It meant people in costumes like this:
And this guy with the Barkley nipples:
Their entire crowd is made up of the guy you hope doesn’t sit next to you on the train. I literally saw a guy wearing a cowboy hat in the stands! I know it probably makes me an icy-hearted cad, but I couldn’t help watching their crowds throughout the playoffs with the same reaction Bill Murray had in Groundhog Day upon first arriving in Punxsutawney, Pennsylvania. (From the 0:33 mark through the 0:47 mark of this clip):
Then again, at least Oklahoma City had a team in the Finals. This shirt from another Middle American sports city was even sadder:
Cleveland: We live vicariously!
I know the popular sentiment: The Heat doesn’t mean nearly as much to Miami as the Thunder means to Oklahoma City. LeBron James meant more to Cleveland than he ever will to Miami. But as a representative of the two major Miami sports teams, I’m tired of apologizing because All-Stars wanted to sign there and people other than me were at times less than enthusiastic when attending the games. I have witnessed a combined one championship in my time rooting for these teams, and the media made sure to taint any dignity or merit that championship had because of (admittedly atrocious) officiating. I can’t speak for everyone who calls themselves a Heat fan, but that team means as much to me as the Thunder means to Oklahoma City. And maybe my two homes of Miami and New York don’t have the same old-fashioned, wholesome charms as the quaint, less glamorous cities, but I wouldn’t change a thing about where I’ve lived, even if outsiders believe them to be narcissistic morally-vacant cesspools.

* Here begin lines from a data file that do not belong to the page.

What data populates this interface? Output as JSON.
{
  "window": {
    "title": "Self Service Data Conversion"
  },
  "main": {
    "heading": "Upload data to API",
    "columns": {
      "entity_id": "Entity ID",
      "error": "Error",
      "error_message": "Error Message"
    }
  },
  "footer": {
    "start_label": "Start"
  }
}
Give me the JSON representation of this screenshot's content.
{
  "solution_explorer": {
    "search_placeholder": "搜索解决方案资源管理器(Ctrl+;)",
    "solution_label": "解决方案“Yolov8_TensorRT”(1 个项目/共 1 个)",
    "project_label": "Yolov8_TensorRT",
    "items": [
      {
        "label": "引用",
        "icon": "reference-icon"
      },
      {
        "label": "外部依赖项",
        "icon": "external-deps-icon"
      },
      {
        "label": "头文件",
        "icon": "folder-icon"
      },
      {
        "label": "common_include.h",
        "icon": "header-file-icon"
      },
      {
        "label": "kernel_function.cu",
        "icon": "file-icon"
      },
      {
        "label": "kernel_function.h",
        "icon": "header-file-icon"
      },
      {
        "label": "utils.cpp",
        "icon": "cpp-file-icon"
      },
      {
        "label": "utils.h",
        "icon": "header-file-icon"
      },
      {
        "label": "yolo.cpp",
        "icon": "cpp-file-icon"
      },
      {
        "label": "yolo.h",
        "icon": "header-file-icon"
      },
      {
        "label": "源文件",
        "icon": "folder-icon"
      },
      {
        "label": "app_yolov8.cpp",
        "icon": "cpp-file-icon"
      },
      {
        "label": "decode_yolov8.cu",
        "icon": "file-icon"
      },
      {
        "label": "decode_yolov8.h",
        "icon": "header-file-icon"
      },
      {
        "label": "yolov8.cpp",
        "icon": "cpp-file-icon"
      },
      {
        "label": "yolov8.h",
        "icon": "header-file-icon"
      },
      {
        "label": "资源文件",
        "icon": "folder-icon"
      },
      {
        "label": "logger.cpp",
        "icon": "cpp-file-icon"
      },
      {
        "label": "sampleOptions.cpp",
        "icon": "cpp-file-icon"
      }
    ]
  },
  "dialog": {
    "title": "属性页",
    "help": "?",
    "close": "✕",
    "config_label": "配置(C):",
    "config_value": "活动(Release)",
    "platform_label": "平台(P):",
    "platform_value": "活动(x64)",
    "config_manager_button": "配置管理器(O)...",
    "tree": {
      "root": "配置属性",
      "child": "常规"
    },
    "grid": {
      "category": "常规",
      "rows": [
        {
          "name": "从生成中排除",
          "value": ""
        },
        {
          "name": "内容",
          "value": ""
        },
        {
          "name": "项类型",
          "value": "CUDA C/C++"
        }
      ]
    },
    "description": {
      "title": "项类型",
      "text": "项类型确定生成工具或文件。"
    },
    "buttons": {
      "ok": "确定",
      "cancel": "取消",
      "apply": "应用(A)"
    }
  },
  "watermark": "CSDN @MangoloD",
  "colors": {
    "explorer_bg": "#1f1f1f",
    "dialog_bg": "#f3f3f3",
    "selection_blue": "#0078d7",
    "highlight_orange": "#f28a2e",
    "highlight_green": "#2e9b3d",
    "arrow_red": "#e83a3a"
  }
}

Yes, I’m an East Coast liberal elite rooting for a hated team in an apathetic market, and I’m damn proud of it.
Now where’s that latte and side of arugula?